His body. His pad. His ride. His family. His church. His boys. His girls. And, his porn. From the very start, viewers of “Don Jon,” written by, directed by, and starring Joseph Gordon-Levitt, know what to expect from Jon Martello (Gordon-Levitt).
He is your typical romantic comedy lead male: attractive, funny, and likable, except he has a severe addiction to pornography. As amusing as the subject may be, the film finds success in portraying the addiction as real, powerful, and thought provoking.
Jon spends his days as a bartender or with his family at church, and his nights with his boys, succeeding in bringing home beautiful women. Any free time is spent watching hours of pornography. Regardless of whom he takes home at the end of the night, no woman can replace the x-rated actresses in his heart, and he doesn’t think there is anything wrong with that.
Jon thinks little of his addiction until he meets Barbara Sugarman (Scarlett Johansson), the most beautiful woman he has ever seen. Though he loves and respects Barbara, she cannot compete with the way pornography makes him feel. He slips back into old habits and slowly realizes that Barbara has a destructive addiction of her own, one to romantic film and their portrayal of true love, and what she considers to be the ideal man.
It is not until his problems with Barbara come to a head that Jon realizes something could be wrong. Even still, it takes the help of Ester (Julianne Moore), a woman fighting her own demons he develops a bond with, to face his problem.
The strength of the movie comes from its statements on society through the addictions and problems the characters face. While Barbara’s addiction to romantic movies may be more socially acceptable than Jon’s to pornography, the viewer is quickly able to see how destructive her obsession is on her belief of true love and how destructive Jon’s unrealistic expectations are on real women.
The acting in “Don Jon” is incredibly powerful. Both Gordon-Levitt and Johansson typically portray characters that are easily lovable, such as Gordon-Levitt’s role in “The Dark Knight Rises” and “500 Days of Summer” and Johansson’s work in “Lost in Translation” and “The Avengers.” It is a reminder of their strength when portraying deeply flawed characters. Likewise, Tony Danza and Glenne Headly portray Jon’s parents and add superb humorous scenes, which help elevate the film.

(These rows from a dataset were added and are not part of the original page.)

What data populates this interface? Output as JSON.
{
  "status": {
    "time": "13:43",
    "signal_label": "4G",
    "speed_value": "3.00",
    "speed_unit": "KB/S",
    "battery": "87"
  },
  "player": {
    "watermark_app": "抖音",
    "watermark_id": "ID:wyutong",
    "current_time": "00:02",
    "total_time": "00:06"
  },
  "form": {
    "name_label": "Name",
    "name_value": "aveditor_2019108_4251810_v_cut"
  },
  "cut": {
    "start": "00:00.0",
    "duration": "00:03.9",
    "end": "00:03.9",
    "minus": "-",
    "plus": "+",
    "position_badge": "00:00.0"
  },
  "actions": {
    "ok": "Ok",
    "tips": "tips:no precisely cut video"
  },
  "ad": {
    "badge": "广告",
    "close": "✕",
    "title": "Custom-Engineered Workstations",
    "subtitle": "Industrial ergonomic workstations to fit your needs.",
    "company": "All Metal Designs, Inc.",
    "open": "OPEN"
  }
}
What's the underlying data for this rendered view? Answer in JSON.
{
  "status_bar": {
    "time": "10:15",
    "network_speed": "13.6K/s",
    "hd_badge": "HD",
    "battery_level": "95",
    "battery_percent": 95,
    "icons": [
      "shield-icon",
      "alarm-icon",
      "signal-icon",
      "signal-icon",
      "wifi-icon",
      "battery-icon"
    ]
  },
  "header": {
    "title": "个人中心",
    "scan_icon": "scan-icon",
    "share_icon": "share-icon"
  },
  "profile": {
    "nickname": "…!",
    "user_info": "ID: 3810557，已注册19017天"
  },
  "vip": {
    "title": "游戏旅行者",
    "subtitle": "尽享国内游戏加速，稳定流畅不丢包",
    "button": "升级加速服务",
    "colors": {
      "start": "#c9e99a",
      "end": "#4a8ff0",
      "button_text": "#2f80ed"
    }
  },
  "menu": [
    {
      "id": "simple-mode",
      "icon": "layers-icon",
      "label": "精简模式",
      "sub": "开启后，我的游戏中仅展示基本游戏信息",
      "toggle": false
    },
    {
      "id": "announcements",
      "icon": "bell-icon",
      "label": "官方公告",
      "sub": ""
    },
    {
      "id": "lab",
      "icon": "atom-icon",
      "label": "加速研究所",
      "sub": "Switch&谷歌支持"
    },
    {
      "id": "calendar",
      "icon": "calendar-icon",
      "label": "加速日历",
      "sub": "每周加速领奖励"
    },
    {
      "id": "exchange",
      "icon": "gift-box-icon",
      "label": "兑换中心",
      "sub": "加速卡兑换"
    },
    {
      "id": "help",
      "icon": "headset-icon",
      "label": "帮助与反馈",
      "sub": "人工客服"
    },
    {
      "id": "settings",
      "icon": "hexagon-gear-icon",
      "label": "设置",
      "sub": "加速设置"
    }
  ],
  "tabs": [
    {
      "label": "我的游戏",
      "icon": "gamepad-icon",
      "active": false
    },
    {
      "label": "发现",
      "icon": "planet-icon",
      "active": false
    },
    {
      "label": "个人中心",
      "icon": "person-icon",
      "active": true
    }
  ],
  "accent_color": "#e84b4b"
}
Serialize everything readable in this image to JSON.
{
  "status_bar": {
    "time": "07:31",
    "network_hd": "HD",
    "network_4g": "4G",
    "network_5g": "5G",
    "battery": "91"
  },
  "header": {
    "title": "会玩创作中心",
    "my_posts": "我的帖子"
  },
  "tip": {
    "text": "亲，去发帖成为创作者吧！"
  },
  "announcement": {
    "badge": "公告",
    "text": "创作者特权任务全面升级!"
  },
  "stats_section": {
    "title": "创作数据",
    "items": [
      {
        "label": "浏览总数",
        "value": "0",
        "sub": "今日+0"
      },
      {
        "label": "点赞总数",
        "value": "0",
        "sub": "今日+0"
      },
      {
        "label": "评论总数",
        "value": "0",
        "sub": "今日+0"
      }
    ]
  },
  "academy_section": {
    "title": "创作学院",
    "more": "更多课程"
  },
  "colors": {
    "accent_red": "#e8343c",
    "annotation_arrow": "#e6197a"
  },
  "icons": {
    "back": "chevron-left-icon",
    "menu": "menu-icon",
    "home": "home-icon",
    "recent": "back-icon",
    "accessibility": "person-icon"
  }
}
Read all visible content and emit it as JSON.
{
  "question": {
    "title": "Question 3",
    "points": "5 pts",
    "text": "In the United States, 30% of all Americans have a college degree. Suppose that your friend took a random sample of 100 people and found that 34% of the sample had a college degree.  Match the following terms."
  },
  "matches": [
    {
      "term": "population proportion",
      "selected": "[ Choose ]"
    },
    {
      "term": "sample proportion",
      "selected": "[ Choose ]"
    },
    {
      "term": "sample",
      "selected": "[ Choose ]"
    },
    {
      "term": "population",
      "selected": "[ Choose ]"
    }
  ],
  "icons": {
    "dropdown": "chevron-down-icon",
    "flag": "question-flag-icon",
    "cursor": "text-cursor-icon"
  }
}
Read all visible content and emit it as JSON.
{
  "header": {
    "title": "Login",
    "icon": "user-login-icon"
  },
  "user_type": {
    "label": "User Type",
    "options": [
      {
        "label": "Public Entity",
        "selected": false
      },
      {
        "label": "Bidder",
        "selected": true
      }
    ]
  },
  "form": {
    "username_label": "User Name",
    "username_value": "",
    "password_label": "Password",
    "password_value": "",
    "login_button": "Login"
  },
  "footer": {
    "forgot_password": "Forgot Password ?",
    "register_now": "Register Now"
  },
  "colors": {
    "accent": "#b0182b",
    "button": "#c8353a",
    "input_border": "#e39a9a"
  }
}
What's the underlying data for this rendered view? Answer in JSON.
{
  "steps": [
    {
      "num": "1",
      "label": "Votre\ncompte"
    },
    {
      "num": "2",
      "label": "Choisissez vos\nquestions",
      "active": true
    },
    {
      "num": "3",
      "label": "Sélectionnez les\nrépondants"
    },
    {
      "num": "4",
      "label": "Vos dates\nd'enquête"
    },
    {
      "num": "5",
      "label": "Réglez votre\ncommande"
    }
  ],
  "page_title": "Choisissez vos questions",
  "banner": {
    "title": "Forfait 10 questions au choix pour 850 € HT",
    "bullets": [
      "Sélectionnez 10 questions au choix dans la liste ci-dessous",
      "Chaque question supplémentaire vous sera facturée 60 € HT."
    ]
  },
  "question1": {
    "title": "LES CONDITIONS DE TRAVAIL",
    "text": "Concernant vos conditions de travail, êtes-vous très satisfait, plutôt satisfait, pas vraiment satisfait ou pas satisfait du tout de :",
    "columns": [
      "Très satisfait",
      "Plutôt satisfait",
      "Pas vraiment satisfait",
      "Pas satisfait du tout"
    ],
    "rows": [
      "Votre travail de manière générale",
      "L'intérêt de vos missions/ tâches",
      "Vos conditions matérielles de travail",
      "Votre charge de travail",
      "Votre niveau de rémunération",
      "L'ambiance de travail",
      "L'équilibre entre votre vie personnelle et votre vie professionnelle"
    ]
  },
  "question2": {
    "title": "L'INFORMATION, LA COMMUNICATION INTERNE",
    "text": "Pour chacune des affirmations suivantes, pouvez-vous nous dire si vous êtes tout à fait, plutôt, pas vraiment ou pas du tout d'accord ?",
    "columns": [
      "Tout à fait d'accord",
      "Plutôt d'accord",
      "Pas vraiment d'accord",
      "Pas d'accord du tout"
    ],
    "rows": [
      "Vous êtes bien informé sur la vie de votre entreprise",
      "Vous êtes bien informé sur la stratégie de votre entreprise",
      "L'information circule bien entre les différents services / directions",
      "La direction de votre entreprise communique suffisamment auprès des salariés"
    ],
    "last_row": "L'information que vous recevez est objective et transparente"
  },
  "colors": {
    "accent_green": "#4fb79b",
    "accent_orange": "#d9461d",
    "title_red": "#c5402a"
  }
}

“Don Jon” is a strong addition to Gordon-Levitt’s quickly growing resume and a successful first shot at writing and directing. The film succeeds in being both comedic and fun, with many opportunities to laugh and appreciate the clever film work, yet is best in its compelling and powerful nature. “Don Jon” is a story about addition, but, more importantly, it’s a story about healing.